Tim Hanni is the first American along with Joel Butler to earn the title of “Master of Wine.” He is an accomplished speaker and author, and instructor at Napa Valley Wine Academy. Below are 10 tips from Tim on getting into the wine business, and if those peak your interest, you might just want to consider his new online course: The Business of Wine.
MASTER OF WINE TIM HANNI’S TIPS
- BUSINESS IS BUSINESS. The most common cliché I know related to starting a winery is, “So you want to know the secret to making a small fortune in the wine business? Start with a large fortune!” It is no joke that it is easy to lose money while pursuing your passion and dreams of creating your own wine brand. The most common mistake, and a sure-fire path to losing money, is not being able understand the business end of wine. Business is business.
- KNOW YOUR COSTS. Wine education and learning often places little-to-no emphasis on the financial consequences of key quality decisions from the vineyard through the wine production processes. A sustainable wine business model must be aware that if the desired goal of the vintner is “attaining the best quality grapes, a talented winemaking team and caves filled with new French oak,” there will be a multitude of financial implications to consider.

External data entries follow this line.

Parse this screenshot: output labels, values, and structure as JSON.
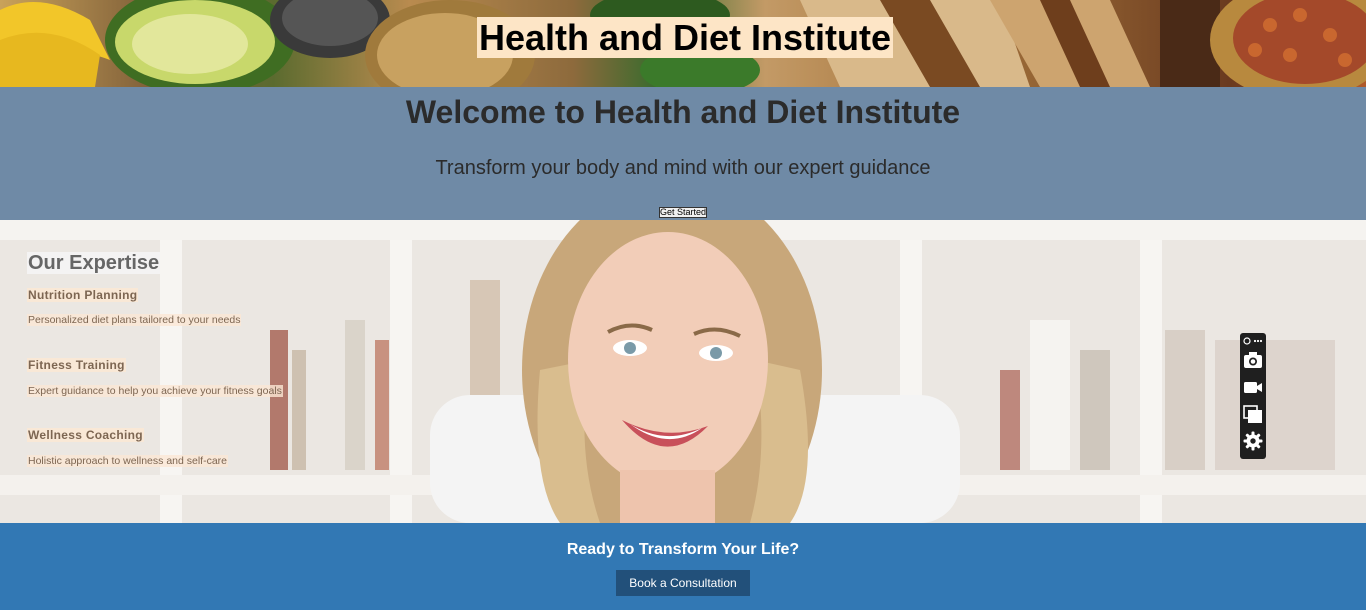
{
  "header": {
    "title": "Health and Diet Institute",
    "image_alt": "food-ingredients-photo"
  },
  "hero": {
    "heading": "Welcome to Health and Diet Institute",
    "tagline": "Transform your body and mind with our expert guidance",
    "cta_label": "Get Started"
  },
  "expertise": {
    "title": "Our Expertise",
    "image_alt": "smiling-woman-photo",
    "services": [
      {
        "title": "Nutrition Planning",
        "description": "Personalized diet plans tailored to your needs"
      },
      {
        "title": "Fitness Training",
        "description": "Expert guidance to help you achieve your fitness goals"
      },
      {
        "title": "Wellness Coaching",
        "description": "Holistic approach to wellness and self-care"
      }
    ]
  },
  "toolbar": {
    "icons": [
      "rocket-icon",
      "more-icon",
      "camera-icon",
      "video-icon",
      "copy-icon",
      "gear-icon"
    ]
  },
  "cta": {
    "heading": "Ready to Transform Your Life?",
    "button_label": "Book a Consultation"
  },
  "colors": {
    "hero_bg": "#6f8aa6",
    "cta_bg": "#3278b4",
    "cta_button_bg": "#22507a",
    "title_highlight": "#fde5c6"
  }
}
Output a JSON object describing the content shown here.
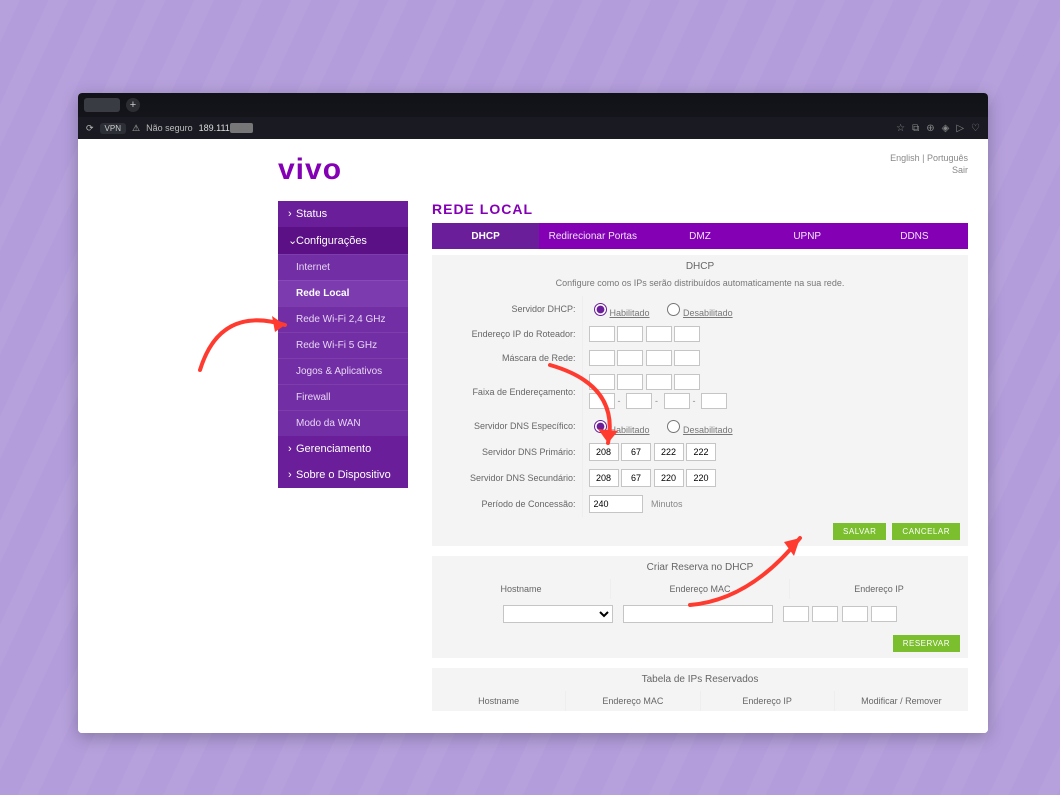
{
  "browser": {
    "vpn_badge": "VPN",
    "insecure_label": "Não seguro",
    "url_visible_prefix": "189.111",
    "toolbar_icons": [
      "bookmark",
      "camera",
      "refresh-circle",
      "shield",
      "play",
      "heart"
    ]
  },
  "header": {
    "brand": "vivo",
    "lang_en": "English",
    "lang_sep": " | ",
    "lang_pt": "Português",
    "logout": "Sair"
  },
  "sidebar": {
    "sections": [
      {
        "label": "Status",
        "expanded": false
      },
      {
        "label": "Configurações",
        "expanded": true
      },
      {
        "label": "Gerenciamento",
        "expanded": false
      },
      {
        "label": "Sobre o Dispositivo",
        "expanded": false
      }
    ],
    "config_items": [
      "Internet",
      "Rede Local",
      "Rede Wi-Fi 2,4 GHz",
      "Rede Wi-Fi 5 GHz",
      "Jogos & Aplicativos",
      "Firewall",
      "Modo da WAN"
    ],
    "active_config_item": "Rede Local"
  },
  "main": {
    "page_title": "REDE LOCAL",
    "tabs": [
      "DHCP",
      "Redirecionar Portas",
      "DMZ",
      "UPNP",
      "DDNS"
    ],
    "active_tab": "DHCP",
    "dhcp": {
      "panel_title": "DHCP",
      "panel_desc": "Configure como os IPs serão distribuídos automaticamente na sua rede.",
      "labels": {
        "server": "Servidor DHCP:",
        "router_ip": "Endereço IP do Roteador:",
        "netmask": "Máscara de Rede:",
        "range": "Faixa de Endereçamento:",
        "specific_dns": "Servidor DNS Específico:",
        "dns1": "Servidor DNS Primário:",
        "dns2": "Servidor DNS Secundário:",
        "lease": "Período de Concessão:"
      },
      "radio": {
        "enabled": "Habilitado",
        "disabled": "Desabilitado"
      },
      "server_value": "Habilitado",
      "router_ip": [
        "",
        "",
        "",
        ""
      ],
      "netmask": [
        "",
        "",
        "",
        ""
      ],
      "range_from": [
        "",
        "",
        "",
        ""
      ],
      "range_to": [
        "",
        "",
        "",
        ""
      ],
      "specific_dns_value": "Habilitado",
      "dns1": [
        "208",
        "67",
        "222",
        "222"
      ],
      "dns2": [
        "208",
        "67",
        "220",
        "220"
      ],
      "lease_value": "240",
      "lease_unit": "Minutos",
      "save": "SALVAR",
      "cancel": "CANCELAR"
    },
    "reservation": {
      "panel_title": "Criar Reserva no DHCP",
      "cols": [
        "Hostname",
        "Endereço MAC",
        "Endereço IP"
      ],
      "ip_parts": [
        "",
        "",
        "",
        ""
      ],
      "reserve": "RESERVAR"
    },
    "reserved_table": {
      "panel_title": "Tabela de IPs Reservados",
      "cols": [
        "Hostname",
        "Endereço MAC",
        "Endereço IP",
        "Modificar / Remover"
      ]
    }
  }
}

- TIME IS MONEY. There are many production models available for aspiring wine producers, each with strengths and weaknesses, and the time from starting your venture to having wine to sell, ranges from less than 90 days to tying up lots of capital for over 8-10 years!

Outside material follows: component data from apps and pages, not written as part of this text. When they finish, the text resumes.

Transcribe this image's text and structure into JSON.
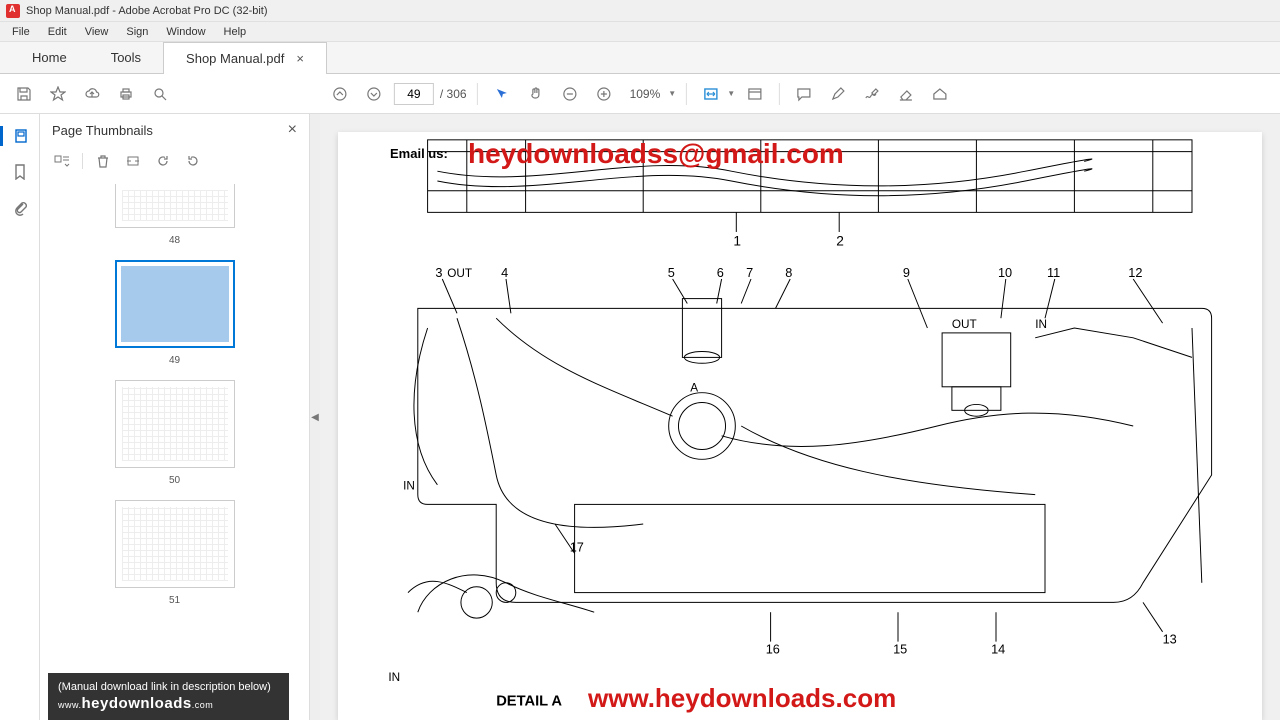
{
  "window": {
    "title": "Shop Manual.pdf - Adobe Acrobat Pro DC (32-bit)"
  },
  "menu": {
    "items": [
      "File",
      "Edit",
      "View",
      "Sign",
      "Window",
      "Help"
    ]
  },
  "tabs": {
    "home": "Home",
    "tools": "Tools",
    "doc": "Shop Manual.pdf"
  },
  "toolbar": {
    "page_current": "49",
    "page_total": "/ 306",
    "zoom": "109%"
  },
  "thumbnails": {
    "panel_title": "Page Thumbnails",
    "pages": [
      {
        "num": "48"
      },
      {
        "num": "49"
      },
      {
        "num": "50"
      },
      {
        "num": "51"
      }
    ]
  },
  "banner": {
    "line1": "(Manual download link in description below)",
    "prefix": "www.",
    "brand": "heydownloads",
    "suffix": ".com"
  },
  "doc": {
    "email_label": "Email us:",
    "email": "heydownloadss@gmail.com",
    "url": "www.heydownloads.com",
    "callouts_top": [
      "1",
      "2"
    ],
    "callouts_row": [
      "3",
      "4",
      "5",
      "6",
      "7",
      "8",
      "9",
      "10",
      "11",
      "12"
    ],
    "callouts_bottom": [
      "13",
      "14",
      "15",
      "16",
      "17"
    ],
    "labels": {
      "out": "OUT",
      "in": "IN",
      "detailA": "DETAIL A",
      "A": "A"
    }
  }
}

- BUSINESS ACUMEN IS A NECESSITY. If you are looking to transition from another field of business to the wine industry many people are surprised to discover that solid general business acumen, in marketing, sales, finance and many areas, outweighs wine knowledge and education.
- BEWARE OF THE DTC SIREN. Beware the siren’s song of, “selling consumer-direct (DTC) cuts out the middlemen and is the pathway to untold fortunes” that overlooks the true costs of doing DTC business: costs of acquiring new customers and horrendous drop off rate of wine club memberships.
- KNOW THE LAW TO KNOW YOUR VISION. Create a solid mission, vision and goals for your business. Nobody I have ever met told me, “I went into the wine business to spend my time fighting with the city, county, state and federal regulators, pounding the pavement making sales calls to apathetic and disinterested buyers and distributors, while buried in red tape, forms and paperwork.”
- MAKE PROFIT BEYOND WINE SALES. Winery special events and weddings, if you can get the permits, can often be far more profitable than making and selling wine.
- KNOW THE BUSINESS YOU ARE IN. Make sure you understand that opening a tasting room puts you in a completely new business dimension – you are now fundamentally running a retail store and wine bar.
- DEVELOP A MARKETING AND SALES PLAN FOR MULTIPLE AUDIENCES. It is imperative to have marketing and sales plans not only for the consumer, but for the ‘gatekeepers’ (wine writers, bloggers, distributors, retailers and restaurateurs) that you must sell and market to before your wine will even enter the market.
- HAVE A BUSINESS PLAN. The key to financial and lifestyle success is to have a great and realistic business plan that also has fallback plans and realistic risk assessments.